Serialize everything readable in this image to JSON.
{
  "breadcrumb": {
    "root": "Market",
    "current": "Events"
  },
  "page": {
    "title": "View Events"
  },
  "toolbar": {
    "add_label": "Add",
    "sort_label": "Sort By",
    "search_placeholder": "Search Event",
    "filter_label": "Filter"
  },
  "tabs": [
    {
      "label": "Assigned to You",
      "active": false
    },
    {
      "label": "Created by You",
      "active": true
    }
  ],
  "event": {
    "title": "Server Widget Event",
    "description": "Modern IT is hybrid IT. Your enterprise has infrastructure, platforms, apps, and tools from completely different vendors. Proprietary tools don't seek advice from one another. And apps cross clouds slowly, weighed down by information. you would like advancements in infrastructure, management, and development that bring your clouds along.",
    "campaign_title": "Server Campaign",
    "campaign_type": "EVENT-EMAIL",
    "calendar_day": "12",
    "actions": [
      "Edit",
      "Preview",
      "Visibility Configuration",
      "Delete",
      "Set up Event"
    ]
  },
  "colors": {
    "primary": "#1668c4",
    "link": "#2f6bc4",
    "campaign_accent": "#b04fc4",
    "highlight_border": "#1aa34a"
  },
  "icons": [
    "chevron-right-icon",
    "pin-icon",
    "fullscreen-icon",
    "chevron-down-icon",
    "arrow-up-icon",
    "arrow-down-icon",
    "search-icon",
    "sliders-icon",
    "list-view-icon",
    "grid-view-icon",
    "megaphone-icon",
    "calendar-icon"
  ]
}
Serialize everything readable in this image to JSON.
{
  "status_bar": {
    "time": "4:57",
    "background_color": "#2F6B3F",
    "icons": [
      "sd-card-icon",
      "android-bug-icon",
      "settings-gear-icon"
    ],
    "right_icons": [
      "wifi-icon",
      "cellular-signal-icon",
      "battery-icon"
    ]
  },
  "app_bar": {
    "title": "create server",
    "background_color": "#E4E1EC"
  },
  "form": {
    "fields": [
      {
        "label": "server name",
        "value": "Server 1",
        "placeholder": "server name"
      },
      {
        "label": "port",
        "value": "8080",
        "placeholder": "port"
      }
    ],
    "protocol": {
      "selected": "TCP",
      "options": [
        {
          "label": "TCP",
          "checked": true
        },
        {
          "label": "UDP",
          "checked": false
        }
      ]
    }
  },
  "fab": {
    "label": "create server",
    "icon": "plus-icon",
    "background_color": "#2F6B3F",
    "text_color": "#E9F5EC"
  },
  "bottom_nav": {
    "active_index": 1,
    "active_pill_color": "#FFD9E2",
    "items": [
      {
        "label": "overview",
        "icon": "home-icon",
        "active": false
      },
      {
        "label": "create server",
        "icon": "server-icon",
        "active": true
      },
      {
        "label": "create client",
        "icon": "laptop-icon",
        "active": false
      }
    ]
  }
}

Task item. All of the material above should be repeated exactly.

Expected answer.
Serialize everything readable in this image to JSON.
{
  "breadcrumb": {
    "root": "Market",
    "current": "Events"
  },
  "page": {
    "title": "View Events"
  },
  "toolbar": {
    "add_label": "Add",
    "sort_label": "Sort By",
    "search_placeholder": "Search Event",
    "filter_label": "Filter"
  },
  "tabs": [
    {
      "label": "Assigned to You",
      "active": false
    },
    {
      "label": "Created by You",
      "active": true
    }
  ],
  "event": {
    "title": "Server Widget Event",
    "description": "Modern IT is hybrid IT. Your enterprise has infrastructure, platforms, apps, and tools from completely different vendors. Proprietary tools don't seek advice from one another. And apps cross clouds slowly, weighed down by information. you would like advancements in infrastructure, management, and development that bring your clouds along.",
    "campaign_title": "Server Campaign",
    "campaign_type": "EVENT-EMAIL",
    "calendar_day": "12",
    "actions": [
      "Edit",
      "Preview",
      "Visibility Configuration",
      "Delete",
      "Set up Event"
    ]
  },
  "colors": {
    "primary": "#1668c4",
    "link": "#2f6bc4",
    "campaign_accent": "#b04fc4",
    "highlight_border": "#1aa34a"
  },
  "icons": [
    "chevron-right-icon",
    "pin-icon",
    "fullscreen-icon",
    "chevron-down-icon",
    "arrow-up-icon",
    "arrow-down-icon",
    "search-icon",
    "sliders-icon",
    "list-view-icon",
    "grid-view-icon",
    "megaphone-icon",
    "calendar-icon"
  ]
}
Serialize everything readable in this image to JSON.
{
  "status_bar": {
    "time": "4:57",
    "background_color": "#2F6B3F",
    "icons": [
      "sd-card-icon",
      "android-bug-icon",
      "settings-gear-icon"
    ],
    "right_icons": [
      "wifi-icon",
      "cellular-signal-icon",
      "battery-icon"
    ]
  },
  "app_bar": {
    "title": "create server",
    "background_color": "#E4E1EC"
  },
  "form": {
    "fields": [
      {
        "label": "server name",
        "value": "Server 1",
        "placeholder": "server name"
      },
      {
        "label": "port",
        "value": "8080",
        "placeholder": "port"
      }
    ],
    "protocol": {
      "selected": "TCP",
      "options": [
        {
          "label": "TCP",
          "checked": true
        },
        {
          "label": "UDP",
          "checked": false
        }
      ]
    }
  },
  "fab": {
    "label": "create server",
    "icon": "plus-icon",
    "background_color": "#2F6B3F",
    "text_color": "#E9F5EC"
  },
  "bottom_nav": {
    "active_index": 1,
    "active_pill_color": "#FFD9E2",
    "items": [
      {
        "label": "overview",
        "icon": "home-icon",
        "active": false
      },
      {
        "label": "create server",
        "icon": "server-icon",
        "active": true
      },
      {
        "label": "create client",
        "icon": "laptop-icon",
        "active": false
      }
    ]
  }
}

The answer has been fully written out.